**Work task**
Only the text belongs in the copy: repeat each record exactly, without pictures.

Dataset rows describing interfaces

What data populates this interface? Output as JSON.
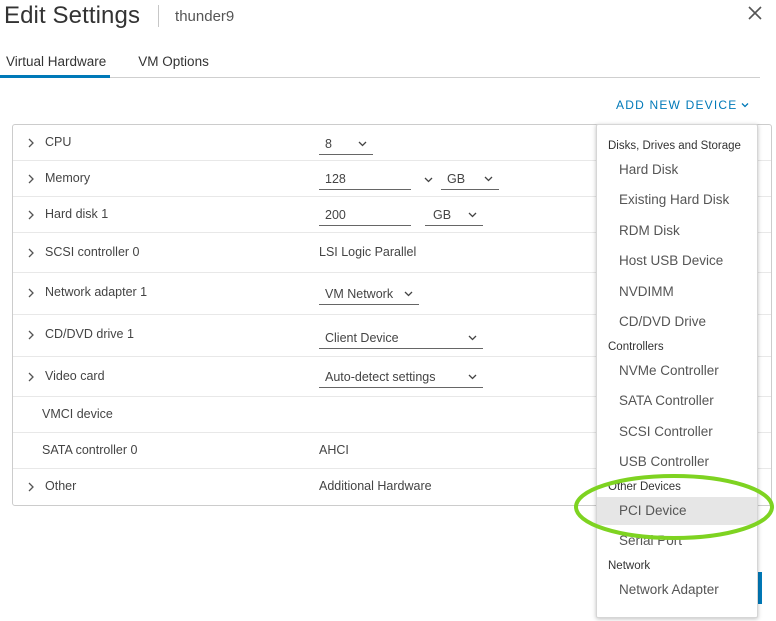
{
  "dialog": {
    "title": "Edit Settings",
    "vm_name": "thunder9",
    "close_icon": "close-icon"
  },
  "tabs": [
    {
      "label": "Virtual Hardware",
      "active": true
    },
    {
      "label": "VM Options",
      "active": false
    }
  ],
  "add_device": {
    "label": "ADD NEW DEVICE"
  },
  "hardware": {
    "cpu": {
      "label": "CPU",
      "value": "8"
    },
    "memory": {
      "label": "Memory",
      "value": "128",
      "unit": "GB"
    },
    "hard_disk": {
      "label": "Hard disk 1",
      "value": "200",
      "unit": "GB"
    },
    "scsi": {
      "label": "SCSI controller 0",
      "value": "LSI Logic Parallel"
    },
    "network": {
      "label": "Network adapter 1",
      "value": "VM Network"
    },
    "cdvd": {
      "label": "CD/DVD drive 1",
      "value": "Client Device"
    },
    "video": {
      "label": "Video card",
      "value": "Auto-detect settings"
    },
    "vmci": {
      "label": "VMCI device"
    },
    "sata": {
      "label": "SATA controller 0",
      "value": "AHCI"
    },
    "other": {
      "label": "Other",
      "value": "Additional Hardware"
    }
  },
  "menu": {
    "disks_header": "Disks, Drives and Storage",
    "hard_disk": "Hard Disk",
    "existing_hard_disk": "Existing Hard Disk",
    "rdm_disk": "RDM Disk",
    "host_usb": "Host USB Device",
    "nvdimm": "NVDIMM",
    "cd_dvd": "CD/DVD Drive",
    "controllers_header": "Controllers",
    "nvme": "NVMe Controller",
    "sata": "SATA Controller",
    "scsi": "SCSI Controller",
    "usb": "USB Controller",
    "other_header": "Other Devices",
    "pci": "PCI Device",
    "serial": "Serial Port",
    "network_header": "Network",
    "network_adapter": "Network Adapter"
  },
  "colors": {
    "accent": "#0079b8",
    "highlight": "#7ed321"
  }
}
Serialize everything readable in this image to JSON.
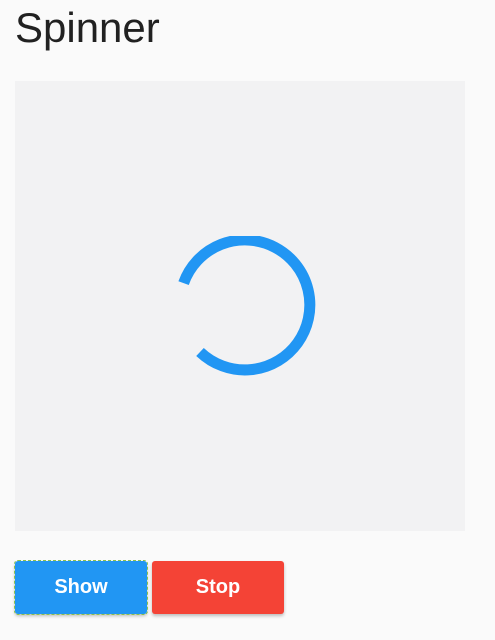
{
  "page": {
    "title": "Spinner"
  },
  "spinner": {
    "icon": "circular-progress-spinner",
    "color": "#2196f3",
    "panel_background": "#f2f2f3"
  },
  "buttons": {
    "show_label": "Show",
    "show_color": "#2196f3",
    "stop_label": "Stop",
    "stop_color": "#f44336"
  }
}
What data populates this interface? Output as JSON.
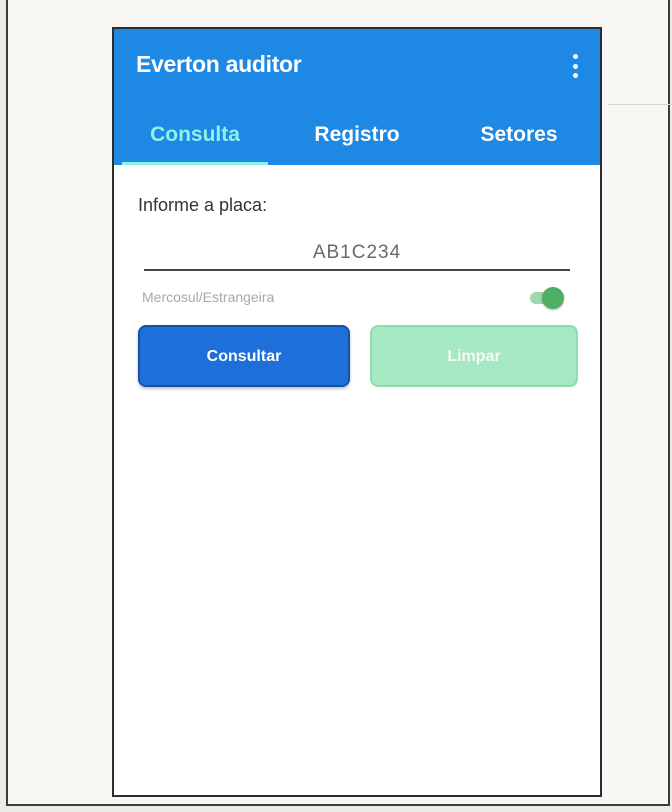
{
  "app": {
    "title": "Everton auditor"
  },
  "tabs": [
    {
      "label": "Consulta",
      "active": true
    },
    {
      "label": "Registro",
      "active": false
    },
    {
      "label": "Setores",
      "active": false
    }
  ],
  "form": {
    "plate_label": "Informe a placa:",
    "plate_value": "AB1C234",
    "switch_label": "Mercosul/Estrangeira",
    "switch_on": true
  },
  "buttons": {
    "consultar": "Consultar",
    "limpar": "Limpar"
  },
  "icons": {
    "menu": "more-vert-icon"
  },
  "colors": {
    "appbar": "#1e88e5",
    "active_tab": "#8ff2e8",
    "primary_button": "#1e6fd9",
    "secondary_button": "#a6e8c2",
    "switch_on": "#4caf63"
  }
}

**Written solution**
What data populates this interface? Output as JSON.
{
  "dialog": {
    "title": "Edit Settings",
    "vm_name": "thunder9",
    "close_icon": "close-icon"
  },
  "tabs": [
    {
      "label": "Virtual Hardware",
      "active": true
    },
    {
      "label": "VM Options",
      "active": false
    }
  ],
  "add_device": {
    "label": "ADD NEW DEVICE"
  },
  "hardware": {
    "cpu": {
      "label": "CPU",
      "value": "8"
    },
    "memory": {
      "label": "Memory",
      "value": "128",
      "unit": "GB"
    },
    "hard_disk": {
      "label": "Hard disk 1",
      "value": "200",
      "unit": "GB"
    },
    "scsi": {
      "label": "SCSI controller 0",
      "value": "LSI Logic Parallel"
    },
    "network": {
      "label": "Network adapter 1",
      "value": "VM Network"
    },
    "cdvd": {
      "label": "CD/DVD drive 1",
      "value": "Client Device"
    },
    "video": {
      "label": "Video card",
      "value": "Auto-detect settings"
    },
    "vmci": {
      "label": "VMCI device"
    },
    "sata": {
      "label": "SATA controller 0",
      "value": "AHCI"
    },
    "other": {
      "label": "Other",
      "value": "Additional Hardware"
    }
  },
  "menu": {
    "disks_header": "Disks, Drives and Storage",
    "hard_disk": "Hard Disk",
    "existing_hard_disk": "Existing Hard Disk",
    "rdm_disk": "RDM Disk",
    "host_usb": "Host USB Device",
    "nvdimm": "NVDIMM",
    "cd_dvd": "CD/DVD Drive",
    "controllers_header": "Controllers",
    "nvme": "NVMe Controller",
    "sata": "SATA Controller",
    "scsi": "SCSI Controller",
    "usb": "USB Controller",
    "other_header": "Other Devices",
    "pci": "PCI Device",
    "serial": "Serial Port",
    "network_header": "Network",
    "network_adapter": "Network Adapter"
  },
  "colors": {
    "accent": "#0079b8",
    "highlight": "#7ed321"
  }
}
Serialize everything readable in this image to JSON.
{
  "page": {
    "title": "Spinner"
  },
  "spinner": {
    "icon": "circular-progress-spinner",
    "color": "#2196f3",
    "panel_background": "#f2f2f3"
  },
  "buttons": {
    "show_label": "Show",
    "show_color": "#2196f3",
    "stop_label": "Stop",
    "stop_color": "#f44336"
  }
}
What data populates this interface? Output as JSON.
{
  "app": {
    "title": "Everton auditor"
  },
  "tabs": [
    {
      "label": "Consulta",
      "active": true
    },
    {
      "label": "Registro",
      "active": false
    },
    {
      "label": "Setores",
      "active": false
    }
  ],
  "form": {
    "plate_label": "Informe a placa:",
    "plate_value": "AB1C234",
    "switch_label": "Mercosul/Estrangeira",
    "switch_on": true
  },
  "buttons": {
    "consultar": "Consultar",
    "limpar": "Limpar"
  },
  "icons": {
    "menu": "more-vert-icon"
  },
  "colors": {
    "appbar": "#1e88e5",
    "active_tab": "#8ff2e8",
    "primary_button": "#1e6fd9",
    "secondary_button": "#a6e8c2",
    "switch_on": "#4caf63"
  }
}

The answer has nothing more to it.